(Instructions to follow): Search the material for the string "JSON" and copy each line where it occurs.

(Exercise materials):

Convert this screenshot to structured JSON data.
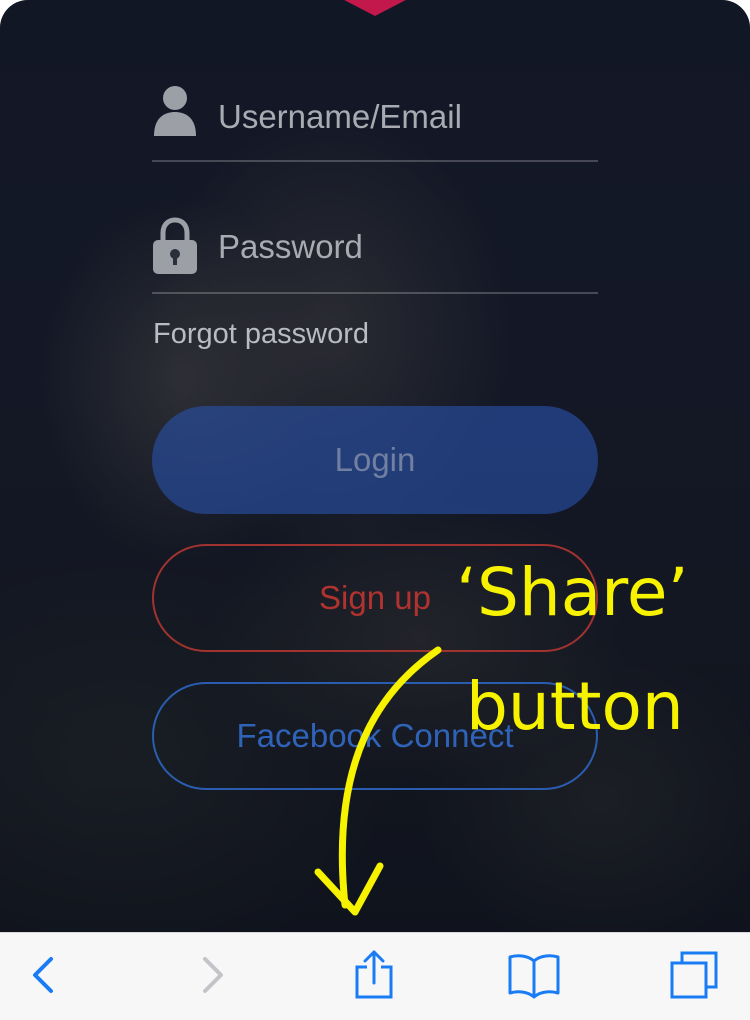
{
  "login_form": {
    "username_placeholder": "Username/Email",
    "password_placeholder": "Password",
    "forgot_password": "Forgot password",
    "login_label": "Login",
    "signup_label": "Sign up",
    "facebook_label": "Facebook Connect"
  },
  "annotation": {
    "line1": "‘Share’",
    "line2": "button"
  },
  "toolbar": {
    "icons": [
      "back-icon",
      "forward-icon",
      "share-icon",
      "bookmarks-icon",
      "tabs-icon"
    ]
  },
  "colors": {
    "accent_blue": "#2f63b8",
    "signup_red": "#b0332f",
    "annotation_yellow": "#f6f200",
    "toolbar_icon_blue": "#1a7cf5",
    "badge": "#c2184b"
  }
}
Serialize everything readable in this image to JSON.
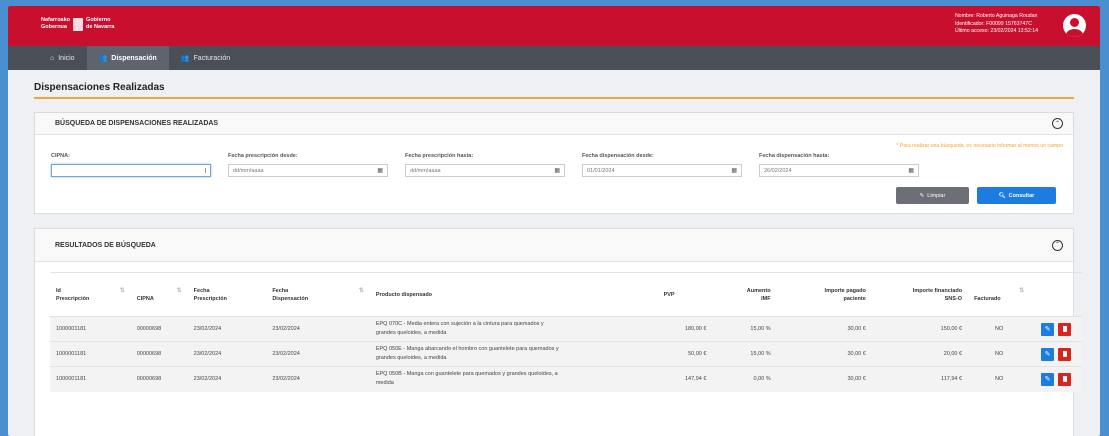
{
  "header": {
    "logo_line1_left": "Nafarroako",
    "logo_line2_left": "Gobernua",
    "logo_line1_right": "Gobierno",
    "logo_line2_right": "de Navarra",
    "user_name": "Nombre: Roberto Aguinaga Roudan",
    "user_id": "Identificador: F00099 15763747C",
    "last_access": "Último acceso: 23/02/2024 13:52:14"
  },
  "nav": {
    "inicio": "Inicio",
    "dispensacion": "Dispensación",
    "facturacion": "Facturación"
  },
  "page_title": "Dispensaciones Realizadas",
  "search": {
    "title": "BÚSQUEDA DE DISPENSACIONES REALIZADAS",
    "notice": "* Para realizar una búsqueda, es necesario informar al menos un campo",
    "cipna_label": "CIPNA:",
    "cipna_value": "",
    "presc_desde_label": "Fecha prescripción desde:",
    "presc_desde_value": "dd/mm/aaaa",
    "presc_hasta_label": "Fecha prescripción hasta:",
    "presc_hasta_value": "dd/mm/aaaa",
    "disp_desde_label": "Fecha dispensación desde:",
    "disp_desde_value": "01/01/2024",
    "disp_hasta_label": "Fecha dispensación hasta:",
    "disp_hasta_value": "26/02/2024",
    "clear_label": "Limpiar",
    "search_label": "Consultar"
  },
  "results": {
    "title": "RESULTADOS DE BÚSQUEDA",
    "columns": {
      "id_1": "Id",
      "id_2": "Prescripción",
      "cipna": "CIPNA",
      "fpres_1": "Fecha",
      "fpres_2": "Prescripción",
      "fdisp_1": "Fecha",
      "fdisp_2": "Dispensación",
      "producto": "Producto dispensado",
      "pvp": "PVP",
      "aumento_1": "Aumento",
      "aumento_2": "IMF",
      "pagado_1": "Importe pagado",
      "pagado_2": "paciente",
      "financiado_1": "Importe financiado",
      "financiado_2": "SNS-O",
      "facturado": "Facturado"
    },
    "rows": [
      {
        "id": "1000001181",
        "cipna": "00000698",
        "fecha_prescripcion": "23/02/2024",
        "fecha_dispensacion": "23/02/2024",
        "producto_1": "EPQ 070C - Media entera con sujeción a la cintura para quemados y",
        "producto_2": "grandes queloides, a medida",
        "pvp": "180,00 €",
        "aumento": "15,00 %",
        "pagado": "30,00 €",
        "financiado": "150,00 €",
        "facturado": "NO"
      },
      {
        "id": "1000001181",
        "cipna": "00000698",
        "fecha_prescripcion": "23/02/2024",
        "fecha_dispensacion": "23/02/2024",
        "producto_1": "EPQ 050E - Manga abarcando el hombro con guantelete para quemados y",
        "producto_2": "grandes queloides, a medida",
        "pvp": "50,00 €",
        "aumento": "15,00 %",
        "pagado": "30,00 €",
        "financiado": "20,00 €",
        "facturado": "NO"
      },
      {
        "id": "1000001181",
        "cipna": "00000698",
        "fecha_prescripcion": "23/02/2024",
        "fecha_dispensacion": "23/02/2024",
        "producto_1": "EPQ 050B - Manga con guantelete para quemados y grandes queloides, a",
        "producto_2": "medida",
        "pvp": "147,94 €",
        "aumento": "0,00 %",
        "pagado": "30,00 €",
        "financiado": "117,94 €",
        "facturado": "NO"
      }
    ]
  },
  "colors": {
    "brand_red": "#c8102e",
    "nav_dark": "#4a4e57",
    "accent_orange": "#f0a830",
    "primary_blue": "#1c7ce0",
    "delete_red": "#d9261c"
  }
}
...
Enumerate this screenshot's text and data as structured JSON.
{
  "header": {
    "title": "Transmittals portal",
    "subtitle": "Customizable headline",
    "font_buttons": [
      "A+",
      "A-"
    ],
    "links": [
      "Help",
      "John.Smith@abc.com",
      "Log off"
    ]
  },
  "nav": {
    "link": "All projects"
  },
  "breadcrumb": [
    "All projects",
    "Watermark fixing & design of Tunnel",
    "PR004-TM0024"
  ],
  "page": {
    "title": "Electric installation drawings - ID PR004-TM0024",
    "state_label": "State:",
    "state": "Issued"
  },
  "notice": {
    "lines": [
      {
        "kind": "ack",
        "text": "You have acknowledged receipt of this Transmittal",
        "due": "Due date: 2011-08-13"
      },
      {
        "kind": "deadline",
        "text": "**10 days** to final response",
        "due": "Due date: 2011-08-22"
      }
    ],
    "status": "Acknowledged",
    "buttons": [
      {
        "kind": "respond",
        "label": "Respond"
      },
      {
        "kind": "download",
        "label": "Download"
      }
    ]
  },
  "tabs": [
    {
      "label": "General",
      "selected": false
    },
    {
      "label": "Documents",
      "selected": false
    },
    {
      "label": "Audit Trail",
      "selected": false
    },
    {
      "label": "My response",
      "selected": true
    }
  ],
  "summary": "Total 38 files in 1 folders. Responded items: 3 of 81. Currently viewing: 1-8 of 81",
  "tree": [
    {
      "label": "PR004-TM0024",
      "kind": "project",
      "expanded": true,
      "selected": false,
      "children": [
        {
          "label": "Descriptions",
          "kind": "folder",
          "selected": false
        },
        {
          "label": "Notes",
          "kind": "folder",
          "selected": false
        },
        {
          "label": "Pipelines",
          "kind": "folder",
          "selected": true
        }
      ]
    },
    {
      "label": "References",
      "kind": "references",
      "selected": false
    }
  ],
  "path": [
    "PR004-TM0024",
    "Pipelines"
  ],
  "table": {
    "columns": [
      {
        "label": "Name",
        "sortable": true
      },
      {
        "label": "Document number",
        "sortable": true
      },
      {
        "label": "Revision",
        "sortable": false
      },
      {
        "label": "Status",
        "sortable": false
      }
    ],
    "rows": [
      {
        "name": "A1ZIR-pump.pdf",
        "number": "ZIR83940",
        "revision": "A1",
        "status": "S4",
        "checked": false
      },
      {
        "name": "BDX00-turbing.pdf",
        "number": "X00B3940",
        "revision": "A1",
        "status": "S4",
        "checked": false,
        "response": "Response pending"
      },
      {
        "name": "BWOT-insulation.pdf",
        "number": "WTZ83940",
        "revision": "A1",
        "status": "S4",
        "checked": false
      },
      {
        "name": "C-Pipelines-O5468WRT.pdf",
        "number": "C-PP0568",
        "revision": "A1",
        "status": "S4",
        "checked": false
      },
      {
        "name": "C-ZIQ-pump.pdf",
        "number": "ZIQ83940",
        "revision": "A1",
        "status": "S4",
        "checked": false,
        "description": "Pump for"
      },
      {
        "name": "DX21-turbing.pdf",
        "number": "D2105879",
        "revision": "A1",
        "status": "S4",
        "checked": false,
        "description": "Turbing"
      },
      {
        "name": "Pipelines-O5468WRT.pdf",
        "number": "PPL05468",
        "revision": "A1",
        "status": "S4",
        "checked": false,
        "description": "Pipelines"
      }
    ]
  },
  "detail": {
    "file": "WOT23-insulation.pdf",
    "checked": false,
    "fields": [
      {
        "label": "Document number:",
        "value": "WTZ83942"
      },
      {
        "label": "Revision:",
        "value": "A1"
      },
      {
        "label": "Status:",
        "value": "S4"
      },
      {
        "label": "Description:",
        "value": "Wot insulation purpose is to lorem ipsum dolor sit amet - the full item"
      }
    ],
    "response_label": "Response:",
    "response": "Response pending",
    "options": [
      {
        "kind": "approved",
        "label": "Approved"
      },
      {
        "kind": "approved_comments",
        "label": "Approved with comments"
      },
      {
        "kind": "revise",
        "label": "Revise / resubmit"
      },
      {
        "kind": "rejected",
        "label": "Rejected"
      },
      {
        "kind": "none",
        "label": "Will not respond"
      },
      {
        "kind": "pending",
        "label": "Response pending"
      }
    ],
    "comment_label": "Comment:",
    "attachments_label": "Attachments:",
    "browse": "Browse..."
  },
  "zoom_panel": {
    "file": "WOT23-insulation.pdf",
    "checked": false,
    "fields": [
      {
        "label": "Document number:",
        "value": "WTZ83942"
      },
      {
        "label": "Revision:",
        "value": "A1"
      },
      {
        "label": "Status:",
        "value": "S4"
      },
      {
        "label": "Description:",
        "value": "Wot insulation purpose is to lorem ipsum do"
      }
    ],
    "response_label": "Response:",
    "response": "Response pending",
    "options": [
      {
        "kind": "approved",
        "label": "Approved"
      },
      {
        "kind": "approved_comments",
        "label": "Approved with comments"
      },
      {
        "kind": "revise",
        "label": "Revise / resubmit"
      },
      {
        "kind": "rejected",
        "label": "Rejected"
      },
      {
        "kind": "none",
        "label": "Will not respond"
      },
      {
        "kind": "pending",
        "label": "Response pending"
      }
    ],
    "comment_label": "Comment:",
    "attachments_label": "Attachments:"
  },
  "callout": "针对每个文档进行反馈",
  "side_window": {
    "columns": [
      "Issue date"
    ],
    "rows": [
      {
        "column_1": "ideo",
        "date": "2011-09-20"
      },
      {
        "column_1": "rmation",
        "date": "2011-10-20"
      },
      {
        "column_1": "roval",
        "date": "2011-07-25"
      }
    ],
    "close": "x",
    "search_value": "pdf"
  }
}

(Completed task):
Convert this screenshot to structured JSON data.
Serialize everything readable in this image to JSON.
Enumerate this screenshot's text and data as structured JSON.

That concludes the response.